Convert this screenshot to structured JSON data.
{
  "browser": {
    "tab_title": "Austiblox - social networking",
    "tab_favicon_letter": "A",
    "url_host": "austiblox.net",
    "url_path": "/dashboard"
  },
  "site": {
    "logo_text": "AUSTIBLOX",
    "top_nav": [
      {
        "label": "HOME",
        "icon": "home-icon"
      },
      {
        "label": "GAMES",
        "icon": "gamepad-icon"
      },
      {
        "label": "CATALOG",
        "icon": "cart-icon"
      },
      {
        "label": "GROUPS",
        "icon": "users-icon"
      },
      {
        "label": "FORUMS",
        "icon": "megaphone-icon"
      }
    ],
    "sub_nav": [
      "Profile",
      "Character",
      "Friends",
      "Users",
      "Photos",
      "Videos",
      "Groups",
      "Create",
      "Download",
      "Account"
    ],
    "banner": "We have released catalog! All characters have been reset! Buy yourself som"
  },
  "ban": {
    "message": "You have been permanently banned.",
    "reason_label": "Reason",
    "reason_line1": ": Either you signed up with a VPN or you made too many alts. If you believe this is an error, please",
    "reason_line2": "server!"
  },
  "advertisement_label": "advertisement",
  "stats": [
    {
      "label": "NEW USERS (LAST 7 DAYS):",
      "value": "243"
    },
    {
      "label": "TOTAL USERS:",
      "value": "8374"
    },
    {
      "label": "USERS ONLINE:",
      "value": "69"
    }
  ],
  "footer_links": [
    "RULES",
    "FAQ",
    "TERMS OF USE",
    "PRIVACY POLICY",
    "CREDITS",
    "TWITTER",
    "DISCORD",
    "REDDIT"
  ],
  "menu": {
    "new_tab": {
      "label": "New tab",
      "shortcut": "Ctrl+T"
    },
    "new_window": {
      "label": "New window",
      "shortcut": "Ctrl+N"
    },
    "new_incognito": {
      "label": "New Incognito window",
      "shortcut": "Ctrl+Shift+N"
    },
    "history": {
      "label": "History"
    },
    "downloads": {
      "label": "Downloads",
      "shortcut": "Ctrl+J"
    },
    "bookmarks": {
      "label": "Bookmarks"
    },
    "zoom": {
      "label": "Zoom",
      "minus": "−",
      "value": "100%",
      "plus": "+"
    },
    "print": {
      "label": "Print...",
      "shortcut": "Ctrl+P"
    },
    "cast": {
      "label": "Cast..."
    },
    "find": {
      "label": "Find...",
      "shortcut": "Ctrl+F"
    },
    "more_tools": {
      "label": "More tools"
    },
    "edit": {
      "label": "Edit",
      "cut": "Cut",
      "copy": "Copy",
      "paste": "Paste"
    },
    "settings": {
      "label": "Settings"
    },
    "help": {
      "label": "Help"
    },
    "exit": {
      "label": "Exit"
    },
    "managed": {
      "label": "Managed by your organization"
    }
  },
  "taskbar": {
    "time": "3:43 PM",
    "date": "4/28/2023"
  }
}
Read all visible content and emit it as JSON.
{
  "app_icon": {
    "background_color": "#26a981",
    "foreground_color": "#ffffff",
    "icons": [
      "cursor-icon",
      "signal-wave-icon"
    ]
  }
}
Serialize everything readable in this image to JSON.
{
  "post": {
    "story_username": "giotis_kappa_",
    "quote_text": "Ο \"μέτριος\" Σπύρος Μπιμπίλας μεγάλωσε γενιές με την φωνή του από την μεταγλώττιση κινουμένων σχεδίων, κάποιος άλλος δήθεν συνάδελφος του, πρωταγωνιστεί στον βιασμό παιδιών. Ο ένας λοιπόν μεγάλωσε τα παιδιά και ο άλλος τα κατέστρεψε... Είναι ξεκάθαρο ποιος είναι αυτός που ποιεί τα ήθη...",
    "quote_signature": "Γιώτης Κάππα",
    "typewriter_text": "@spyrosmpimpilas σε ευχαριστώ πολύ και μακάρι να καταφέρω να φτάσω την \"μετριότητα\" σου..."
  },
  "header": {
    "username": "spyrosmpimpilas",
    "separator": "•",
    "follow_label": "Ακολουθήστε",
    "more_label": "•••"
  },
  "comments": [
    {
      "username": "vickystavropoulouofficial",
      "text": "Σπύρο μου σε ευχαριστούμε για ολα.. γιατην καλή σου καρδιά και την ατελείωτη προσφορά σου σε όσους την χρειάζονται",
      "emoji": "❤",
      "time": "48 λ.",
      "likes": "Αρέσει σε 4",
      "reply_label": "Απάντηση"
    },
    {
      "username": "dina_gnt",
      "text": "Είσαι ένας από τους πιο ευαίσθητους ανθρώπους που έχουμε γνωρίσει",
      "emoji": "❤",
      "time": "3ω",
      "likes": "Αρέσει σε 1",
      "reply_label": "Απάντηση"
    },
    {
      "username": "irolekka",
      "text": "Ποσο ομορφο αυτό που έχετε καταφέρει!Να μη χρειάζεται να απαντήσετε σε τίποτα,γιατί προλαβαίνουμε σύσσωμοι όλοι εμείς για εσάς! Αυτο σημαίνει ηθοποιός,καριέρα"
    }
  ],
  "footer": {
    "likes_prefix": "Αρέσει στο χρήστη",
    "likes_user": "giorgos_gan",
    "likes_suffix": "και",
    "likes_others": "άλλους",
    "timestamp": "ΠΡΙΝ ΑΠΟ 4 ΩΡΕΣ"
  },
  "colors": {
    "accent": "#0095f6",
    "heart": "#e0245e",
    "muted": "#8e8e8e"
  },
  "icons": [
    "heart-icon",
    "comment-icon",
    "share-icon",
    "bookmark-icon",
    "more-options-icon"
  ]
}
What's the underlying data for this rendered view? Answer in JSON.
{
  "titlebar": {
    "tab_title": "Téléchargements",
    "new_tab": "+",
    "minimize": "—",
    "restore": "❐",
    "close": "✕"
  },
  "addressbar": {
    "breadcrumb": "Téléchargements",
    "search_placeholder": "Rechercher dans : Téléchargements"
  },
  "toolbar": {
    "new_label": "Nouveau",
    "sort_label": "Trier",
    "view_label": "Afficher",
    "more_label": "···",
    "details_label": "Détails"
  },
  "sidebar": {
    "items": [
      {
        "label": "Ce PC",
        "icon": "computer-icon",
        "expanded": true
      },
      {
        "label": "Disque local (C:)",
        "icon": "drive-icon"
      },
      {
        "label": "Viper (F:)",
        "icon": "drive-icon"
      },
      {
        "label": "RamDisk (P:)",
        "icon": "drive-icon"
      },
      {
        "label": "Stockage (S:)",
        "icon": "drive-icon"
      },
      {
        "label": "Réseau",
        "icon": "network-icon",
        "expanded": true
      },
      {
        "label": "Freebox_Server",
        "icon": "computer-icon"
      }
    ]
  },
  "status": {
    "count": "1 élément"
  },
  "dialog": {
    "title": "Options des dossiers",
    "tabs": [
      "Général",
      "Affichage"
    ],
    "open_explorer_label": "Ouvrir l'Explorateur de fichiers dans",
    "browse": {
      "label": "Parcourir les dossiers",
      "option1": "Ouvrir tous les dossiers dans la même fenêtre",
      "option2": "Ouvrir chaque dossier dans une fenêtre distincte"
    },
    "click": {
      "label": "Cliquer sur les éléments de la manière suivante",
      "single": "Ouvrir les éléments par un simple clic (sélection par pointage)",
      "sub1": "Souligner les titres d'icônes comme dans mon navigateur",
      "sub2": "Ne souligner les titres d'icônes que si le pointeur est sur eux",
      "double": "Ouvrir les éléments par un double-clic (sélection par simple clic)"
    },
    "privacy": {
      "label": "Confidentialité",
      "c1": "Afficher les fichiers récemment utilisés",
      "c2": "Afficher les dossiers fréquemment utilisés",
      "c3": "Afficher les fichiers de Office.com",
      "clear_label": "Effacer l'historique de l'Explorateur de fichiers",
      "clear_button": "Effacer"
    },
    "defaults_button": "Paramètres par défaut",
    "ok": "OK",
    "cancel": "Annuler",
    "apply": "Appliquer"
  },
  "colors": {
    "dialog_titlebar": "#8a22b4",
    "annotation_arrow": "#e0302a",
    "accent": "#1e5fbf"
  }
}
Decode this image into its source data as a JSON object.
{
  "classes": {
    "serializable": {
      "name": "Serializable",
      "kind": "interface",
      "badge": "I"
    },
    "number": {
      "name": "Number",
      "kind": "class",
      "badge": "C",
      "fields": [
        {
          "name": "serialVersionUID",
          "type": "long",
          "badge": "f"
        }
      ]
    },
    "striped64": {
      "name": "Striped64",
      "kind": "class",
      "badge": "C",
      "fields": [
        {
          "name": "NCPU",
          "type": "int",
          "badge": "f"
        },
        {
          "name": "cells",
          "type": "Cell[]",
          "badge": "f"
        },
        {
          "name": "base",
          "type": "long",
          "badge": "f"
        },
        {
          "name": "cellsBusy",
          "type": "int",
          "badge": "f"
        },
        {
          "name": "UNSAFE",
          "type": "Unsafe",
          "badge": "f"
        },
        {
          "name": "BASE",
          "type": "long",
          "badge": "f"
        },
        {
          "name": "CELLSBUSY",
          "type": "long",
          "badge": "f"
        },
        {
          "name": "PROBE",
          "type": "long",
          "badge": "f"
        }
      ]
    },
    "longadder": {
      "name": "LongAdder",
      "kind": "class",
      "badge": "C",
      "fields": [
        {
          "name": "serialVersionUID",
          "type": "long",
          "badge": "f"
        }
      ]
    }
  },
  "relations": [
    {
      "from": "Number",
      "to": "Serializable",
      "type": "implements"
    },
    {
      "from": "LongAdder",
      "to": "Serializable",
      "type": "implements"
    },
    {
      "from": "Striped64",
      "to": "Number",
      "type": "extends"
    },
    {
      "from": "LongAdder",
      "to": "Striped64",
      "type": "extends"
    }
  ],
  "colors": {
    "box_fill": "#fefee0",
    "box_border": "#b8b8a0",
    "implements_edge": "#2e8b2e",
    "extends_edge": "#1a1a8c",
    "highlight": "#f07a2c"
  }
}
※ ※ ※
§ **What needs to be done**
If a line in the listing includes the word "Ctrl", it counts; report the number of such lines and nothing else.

§ **Task answer**
6